NPI is an acronym for national programme on immunization. The national programme on immunization is a tool which aids or supports immunization activities in Nigeria. According to Obionu, (2007), the agency was formerly known as the Expanded programme on immunization, but the Nigerian government in 1996 renamed the programme on immunization as the “national programme on immunization” with the aim of reawakening national consciousness and demonstrating ownership of the programme. The national programme on immunization aims to achieve immunization coverage by the year 2001 with the objectives to reducing drastically the number of death among children from vaccine preventable diseases for instance, the national programme on immunization (NPI) has successfully attained the universal child immunization (UCI) target of 80% by 2000 as in many countries. Woodruff, (2004). The national programme on immunization also aims at getting all women of childbearing age (15-44years) vaccinated against tetanus for the deal purpose of protecting the unborn baby and the mother.
Unfortunately, the national programme on immunization has also been changed recently to “the expanded programme on immunization (EPI)” this is because the coverage could not be sustained and there was a decline in coverage and increase in the number of reported cases of the target disease as noticed on some part of the country especially in the northern part of the country. Because of the importance of this programme, the new expanded pogramme on immunization (EPI) was established by “reaching the unreachable” and also charged with implementing, monitoring and evaluating the programme of immunization the programme has the following concepts as stipulated by Obionu (2007).
- To achieve polio eradication by the year 2005
- To eliminate maternal and neonatal tetanus by the year 2005
- To reduce measles by 90% and mortality by 95% compared to pre-immunization era by the year 2005.
- To improve routine immunization service delivery in order to achieve 80% coverage for all the antigens in all local government area by the year 2005.
- To consolidate the integration of new vaccine such as yellow fever, hepatitis B, and haemophilis influenza type B vaccines into the routine system in phased manner by the year 2007.

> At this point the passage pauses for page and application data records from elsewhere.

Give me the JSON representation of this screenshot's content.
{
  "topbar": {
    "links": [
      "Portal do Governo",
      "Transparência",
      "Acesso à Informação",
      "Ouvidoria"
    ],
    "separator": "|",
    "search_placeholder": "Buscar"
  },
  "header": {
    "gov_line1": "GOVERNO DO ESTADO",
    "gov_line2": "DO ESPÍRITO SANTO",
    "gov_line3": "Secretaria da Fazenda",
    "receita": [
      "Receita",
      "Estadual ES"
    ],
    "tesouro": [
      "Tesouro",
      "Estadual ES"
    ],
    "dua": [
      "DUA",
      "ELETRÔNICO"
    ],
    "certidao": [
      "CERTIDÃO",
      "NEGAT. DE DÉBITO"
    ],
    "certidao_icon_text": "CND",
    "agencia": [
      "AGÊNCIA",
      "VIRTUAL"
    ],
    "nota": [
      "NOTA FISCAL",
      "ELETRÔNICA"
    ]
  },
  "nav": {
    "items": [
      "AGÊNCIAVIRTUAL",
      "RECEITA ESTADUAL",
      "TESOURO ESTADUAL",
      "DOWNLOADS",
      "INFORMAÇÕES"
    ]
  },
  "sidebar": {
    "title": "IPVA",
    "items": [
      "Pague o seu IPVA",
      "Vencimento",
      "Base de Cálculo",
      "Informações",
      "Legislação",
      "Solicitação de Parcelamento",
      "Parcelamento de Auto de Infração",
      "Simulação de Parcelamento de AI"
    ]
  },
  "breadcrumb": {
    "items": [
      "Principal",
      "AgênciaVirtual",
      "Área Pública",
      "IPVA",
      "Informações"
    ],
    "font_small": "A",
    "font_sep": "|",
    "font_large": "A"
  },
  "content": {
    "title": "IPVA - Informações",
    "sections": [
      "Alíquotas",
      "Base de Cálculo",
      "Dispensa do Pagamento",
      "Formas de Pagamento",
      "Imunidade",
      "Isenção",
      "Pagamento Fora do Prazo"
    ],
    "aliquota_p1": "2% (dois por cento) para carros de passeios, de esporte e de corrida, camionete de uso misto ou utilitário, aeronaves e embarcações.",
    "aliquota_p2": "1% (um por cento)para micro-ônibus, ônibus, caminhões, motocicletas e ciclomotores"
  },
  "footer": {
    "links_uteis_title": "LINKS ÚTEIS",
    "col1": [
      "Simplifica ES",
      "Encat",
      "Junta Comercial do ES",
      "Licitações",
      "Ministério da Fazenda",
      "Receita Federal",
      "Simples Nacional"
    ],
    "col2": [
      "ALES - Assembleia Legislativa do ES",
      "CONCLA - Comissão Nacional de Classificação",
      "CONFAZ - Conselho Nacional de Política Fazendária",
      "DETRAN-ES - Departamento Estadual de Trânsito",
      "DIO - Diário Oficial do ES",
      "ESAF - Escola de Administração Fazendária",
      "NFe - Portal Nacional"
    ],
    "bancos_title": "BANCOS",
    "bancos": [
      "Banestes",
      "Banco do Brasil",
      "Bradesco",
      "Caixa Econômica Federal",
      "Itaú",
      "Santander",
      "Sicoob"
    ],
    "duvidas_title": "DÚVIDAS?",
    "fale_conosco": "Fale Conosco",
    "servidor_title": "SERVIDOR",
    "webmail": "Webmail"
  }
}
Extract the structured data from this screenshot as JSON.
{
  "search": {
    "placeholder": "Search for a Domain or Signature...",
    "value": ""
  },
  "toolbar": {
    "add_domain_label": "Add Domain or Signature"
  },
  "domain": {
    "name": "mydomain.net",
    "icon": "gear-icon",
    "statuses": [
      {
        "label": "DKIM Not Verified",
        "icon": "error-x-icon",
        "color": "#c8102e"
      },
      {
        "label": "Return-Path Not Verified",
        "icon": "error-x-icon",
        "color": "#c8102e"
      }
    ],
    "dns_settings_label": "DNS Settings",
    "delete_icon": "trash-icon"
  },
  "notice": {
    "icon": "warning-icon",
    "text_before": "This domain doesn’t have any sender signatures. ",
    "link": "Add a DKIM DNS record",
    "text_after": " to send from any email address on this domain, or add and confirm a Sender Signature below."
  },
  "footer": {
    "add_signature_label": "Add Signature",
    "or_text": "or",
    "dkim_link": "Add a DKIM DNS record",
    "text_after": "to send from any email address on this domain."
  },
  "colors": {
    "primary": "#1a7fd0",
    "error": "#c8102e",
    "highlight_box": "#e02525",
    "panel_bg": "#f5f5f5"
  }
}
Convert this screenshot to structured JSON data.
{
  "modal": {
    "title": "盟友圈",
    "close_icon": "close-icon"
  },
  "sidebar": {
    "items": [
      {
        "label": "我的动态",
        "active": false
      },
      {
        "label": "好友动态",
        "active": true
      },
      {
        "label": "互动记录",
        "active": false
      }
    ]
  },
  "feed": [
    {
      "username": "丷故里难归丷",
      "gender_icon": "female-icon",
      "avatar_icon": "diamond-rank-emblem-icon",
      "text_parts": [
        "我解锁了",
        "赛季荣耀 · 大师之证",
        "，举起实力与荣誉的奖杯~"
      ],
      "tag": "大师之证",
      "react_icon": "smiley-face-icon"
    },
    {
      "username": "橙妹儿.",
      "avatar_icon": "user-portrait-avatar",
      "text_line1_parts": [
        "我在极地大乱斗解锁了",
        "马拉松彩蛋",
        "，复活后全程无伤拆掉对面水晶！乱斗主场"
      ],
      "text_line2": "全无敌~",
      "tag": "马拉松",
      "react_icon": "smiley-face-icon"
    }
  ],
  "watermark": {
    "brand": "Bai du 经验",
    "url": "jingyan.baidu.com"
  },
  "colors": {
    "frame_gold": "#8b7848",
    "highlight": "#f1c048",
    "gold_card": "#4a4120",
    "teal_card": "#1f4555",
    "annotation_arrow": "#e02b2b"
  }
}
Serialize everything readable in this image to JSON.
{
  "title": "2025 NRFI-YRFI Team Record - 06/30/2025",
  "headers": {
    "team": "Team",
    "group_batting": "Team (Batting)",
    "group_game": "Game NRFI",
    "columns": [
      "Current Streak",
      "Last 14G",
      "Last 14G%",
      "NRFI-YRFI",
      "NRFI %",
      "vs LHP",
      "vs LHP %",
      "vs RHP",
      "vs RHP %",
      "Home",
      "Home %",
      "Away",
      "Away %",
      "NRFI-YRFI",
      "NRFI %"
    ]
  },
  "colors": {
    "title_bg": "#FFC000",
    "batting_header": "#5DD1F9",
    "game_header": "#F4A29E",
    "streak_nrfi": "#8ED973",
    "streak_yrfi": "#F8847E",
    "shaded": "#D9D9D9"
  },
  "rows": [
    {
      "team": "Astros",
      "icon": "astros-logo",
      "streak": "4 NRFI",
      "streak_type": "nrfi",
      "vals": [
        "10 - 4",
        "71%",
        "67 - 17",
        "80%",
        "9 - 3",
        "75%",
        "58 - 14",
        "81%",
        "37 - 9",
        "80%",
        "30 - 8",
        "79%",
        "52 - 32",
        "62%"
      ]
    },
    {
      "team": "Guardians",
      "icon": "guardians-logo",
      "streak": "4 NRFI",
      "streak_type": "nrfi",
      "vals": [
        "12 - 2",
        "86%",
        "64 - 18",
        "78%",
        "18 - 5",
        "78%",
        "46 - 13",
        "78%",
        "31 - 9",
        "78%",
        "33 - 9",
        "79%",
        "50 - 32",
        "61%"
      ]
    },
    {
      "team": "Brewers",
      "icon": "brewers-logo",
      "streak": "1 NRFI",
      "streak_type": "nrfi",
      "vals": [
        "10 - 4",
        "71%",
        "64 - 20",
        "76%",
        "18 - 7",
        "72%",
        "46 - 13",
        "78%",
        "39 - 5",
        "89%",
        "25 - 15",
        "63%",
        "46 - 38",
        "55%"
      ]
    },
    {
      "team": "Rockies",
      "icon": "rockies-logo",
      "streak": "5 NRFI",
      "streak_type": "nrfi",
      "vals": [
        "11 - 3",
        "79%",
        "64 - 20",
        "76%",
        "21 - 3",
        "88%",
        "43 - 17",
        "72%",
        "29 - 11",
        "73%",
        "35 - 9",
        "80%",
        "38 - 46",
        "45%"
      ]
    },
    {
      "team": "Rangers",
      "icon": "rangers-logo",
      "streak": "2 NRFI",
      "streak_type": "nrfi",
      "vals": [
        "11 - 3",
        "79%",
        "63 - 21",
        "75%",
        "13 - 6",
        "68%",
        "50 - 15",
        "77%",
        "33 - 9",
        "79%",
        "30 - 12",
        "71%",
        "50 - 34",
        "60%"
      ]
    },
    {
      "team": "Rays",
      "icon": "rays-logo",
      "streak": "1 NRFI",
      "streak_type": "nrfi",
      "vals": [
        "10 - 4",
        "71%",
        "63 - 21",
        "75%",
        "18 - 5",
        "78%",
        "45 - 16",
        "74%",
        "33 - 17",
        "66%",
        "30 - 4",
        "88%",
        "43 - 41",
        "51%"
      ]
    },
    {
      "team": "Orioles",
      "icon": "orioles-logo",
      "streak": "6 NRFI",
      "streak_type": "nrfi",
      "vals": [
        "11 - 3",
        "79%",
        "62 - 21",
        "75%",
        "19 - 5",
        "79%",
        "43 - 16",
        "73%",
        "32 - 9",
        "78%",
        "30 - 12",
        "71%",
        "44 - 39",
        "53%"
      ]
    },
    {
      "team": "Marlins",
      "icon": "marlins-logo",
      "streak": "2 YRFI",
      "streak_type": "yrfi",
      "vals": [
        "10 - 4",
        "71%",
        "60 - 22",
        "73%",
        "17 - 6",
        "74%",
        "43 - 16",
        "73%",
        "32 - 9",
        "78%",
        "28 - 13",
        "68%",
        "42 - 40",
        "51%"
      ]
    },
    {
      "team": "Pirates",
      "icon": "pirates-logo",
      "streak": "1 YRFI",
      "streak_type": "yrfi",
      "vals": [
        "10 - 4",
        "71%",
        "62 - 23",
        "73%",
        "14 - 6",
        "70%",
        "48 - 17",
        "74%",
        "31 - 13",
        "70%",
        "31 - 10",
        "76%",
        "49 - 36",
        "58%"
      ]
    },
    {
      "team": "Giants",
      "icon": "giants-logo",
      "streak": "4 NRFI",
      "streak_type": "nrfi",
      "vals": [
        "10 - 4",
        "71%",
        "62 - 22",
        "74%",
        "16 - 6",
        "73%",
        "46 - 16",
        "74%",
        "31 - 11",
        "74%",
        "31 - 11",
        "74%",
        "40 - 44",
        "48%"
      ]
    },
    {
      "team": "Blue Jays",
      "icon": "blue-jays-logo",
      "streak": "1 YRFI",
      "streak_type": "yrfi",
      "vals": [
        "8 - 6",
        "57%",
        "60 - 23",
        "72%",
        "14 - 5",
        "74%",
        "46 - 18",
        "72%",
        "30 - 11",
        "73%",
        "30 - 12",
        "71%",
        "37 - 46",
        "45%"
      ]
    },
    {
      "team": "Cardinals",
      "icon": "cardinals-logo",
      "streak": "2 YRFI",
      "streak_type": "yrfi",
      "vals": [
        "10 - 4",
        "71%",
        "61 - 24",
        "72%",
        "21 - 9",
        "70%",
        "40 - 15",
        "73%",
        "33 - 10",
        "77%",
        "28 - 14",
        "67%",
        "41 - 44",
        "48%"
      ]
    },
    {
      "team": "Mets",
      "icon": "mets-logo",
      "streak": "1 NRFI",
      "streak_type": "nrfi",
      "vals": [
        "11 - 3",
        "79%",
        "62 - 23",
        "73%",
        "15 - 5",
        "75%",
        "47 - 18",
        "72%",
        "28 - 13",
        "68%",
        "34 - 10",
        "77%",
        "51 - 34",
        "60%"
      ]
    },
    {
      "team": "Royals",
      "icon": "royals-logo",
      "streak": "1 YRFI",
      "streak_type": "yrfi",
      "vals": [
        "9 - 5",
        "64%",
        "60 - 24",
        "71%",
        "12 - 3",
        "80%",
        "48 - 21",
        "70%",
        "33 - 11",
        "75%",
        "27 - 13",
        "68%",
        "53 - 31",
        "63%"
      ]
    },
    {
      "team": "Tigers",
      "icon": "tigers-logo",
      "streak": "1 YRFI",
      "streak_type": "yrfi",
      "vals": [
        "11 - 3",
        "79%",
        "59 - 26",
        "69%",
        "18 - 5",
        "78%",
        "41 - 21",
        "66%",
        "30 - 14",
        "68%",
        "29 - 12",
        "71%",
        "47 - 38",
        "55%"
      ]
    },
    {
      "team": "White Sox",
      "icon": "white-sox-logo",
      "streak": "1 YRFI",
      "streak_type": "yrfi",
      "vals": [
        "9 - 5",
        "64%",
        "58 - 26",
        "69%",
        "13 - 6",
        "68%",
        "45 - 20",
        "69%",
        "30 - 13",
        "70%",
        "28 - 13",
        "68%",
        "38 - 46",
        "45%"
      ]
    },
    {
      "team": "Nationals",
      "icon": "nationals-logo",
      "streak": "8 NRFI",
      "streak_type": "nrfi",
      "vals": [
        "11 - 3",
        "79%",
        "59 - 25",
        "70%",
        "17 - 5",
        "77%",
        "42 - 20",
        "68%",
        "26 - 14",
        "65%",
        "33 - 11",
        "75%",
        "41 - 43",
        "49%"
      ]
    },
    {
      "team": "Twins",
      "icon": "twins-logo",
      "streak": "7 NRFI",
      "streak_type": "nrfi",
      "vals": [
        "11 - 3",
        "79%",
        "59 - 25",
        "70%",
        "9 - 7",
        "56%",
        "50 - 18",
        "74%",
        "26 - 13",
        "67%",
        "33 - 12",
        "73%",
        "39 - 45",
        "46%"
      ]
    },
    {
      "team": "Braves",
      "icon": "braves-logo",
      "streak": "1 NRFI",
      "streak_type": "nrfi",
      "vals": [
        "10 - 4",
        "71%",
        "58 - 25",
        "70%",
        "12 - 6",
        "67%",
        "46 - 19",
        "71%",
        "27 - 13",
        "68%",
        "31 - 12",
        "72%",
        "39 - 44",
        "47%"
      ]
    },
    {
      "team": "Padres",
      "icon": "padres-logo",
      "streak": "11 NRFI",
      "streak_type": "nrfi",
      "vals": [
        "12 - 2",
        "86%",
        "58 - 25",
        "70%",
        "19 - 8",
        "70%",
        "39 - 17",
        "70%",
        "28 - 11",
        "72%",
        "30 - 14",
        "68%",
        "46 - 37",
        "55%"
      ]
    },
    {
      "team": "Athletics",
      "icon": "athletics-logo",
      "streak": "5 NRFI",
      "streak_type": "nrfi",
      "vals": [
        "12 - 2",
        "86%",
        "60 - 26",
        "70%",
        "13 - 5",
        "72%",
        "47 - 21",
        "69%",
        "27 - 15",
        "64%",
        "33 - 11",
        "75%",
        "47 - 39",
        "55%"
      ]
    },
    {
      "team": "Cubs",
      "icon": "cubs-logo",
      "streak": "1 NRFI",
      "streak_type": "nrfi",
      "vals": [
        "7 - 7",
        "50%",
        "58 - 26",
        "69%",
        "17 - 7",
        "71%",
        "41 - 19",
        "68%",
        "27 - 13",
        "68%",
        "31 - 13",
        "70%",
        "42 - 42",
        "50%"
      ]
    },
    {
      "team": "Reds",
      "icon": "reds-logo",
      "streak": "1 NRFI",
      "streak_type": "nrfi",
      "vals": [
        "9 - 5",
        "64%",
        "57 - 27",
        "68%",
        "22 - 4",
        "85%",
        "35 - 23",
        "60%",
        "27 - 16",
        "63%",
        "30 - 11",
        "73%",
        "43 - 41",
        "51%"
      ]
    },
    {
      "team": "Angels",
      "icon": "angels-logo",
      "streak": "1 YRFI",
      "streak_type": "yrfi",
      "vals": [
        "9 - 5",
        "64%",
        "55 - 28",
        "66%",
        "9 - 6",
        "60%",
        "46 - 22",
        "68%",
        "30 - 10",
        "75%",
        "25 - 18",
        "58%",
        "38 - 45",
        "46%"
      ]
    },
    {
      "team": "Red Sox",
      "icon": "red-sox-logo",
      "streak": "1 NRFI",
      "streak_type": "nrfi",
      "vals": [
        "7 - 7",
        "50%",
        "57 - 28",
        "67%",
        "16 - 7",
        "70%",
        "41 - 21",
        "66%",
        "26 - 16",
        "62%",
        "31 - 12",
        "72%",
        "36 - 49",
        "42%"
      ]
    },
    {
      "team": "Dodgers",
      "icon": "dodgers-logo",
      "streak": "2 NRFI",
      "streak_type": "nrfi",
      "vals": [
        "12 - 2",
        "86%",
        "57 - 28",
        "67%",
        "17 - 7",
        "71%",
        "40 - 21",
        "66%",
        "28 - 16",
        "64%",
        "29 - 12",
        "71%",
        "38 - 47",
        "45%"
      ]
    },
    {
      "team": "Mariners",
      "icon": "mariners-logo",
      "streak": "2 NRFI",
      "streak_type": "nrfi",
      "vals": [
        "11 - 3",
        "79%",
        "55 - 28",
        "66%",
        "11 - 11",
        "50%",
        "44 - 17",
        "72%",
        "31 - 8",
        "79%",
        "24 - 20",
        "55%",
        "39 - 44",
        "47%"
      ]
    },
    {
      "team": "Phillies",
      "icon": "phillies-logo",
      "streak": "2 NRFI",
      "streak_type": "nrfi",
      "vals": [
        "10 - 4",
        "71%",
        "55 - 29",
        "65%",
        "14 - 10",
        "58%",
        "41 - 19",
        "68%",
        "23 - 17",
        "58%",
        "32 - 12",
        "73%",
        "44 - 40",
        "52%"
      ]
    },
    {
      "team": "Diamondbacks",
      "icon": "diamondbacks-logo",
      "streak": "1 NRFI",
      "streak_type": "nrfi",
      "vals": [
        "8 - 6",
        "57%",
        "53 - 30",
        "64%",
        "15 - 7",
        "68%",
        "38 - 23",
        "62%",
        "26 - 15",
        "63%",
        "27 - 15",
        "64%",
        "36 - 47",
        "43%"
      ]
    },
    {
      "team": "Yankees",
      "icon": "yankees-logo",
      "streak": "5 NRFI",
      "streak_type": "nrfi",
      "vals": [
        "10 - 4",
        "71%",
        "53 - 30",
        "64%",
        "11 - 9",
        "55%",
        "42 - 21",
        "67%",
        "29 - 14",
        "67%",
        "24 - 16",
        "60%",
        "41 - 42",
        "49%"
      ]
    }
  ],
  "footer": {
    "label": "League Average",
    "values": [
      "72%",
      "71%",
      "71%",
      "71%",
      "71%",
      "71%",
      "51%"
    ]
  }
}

- To strengthen the new district based on social mobilization structure such that 80% community ownership is achieved by the year 2007.
- To conclude the cold chain rehabilitation plan by 2007.
- To ensure financial sustainability of the programme through expansion of source of funds and increase internal generated fund to 60% by the year 2007.
- To pursue knowledge and skills development among all the categories of health workers involved in immunization activities both public and private by ensuring that by the year 2007, 100% of all health institute providing immunization services are manned by adequately trained personnel.
After the implementation of these programmes, His expected that by 2010 all countries have routine immunization coverage of 90% of their child population, the Hep B be introduced in 80% of all countries by 2007 and that 50% of the poorest countries have Hib vaccine by 2005. (Stone Gold, 2005).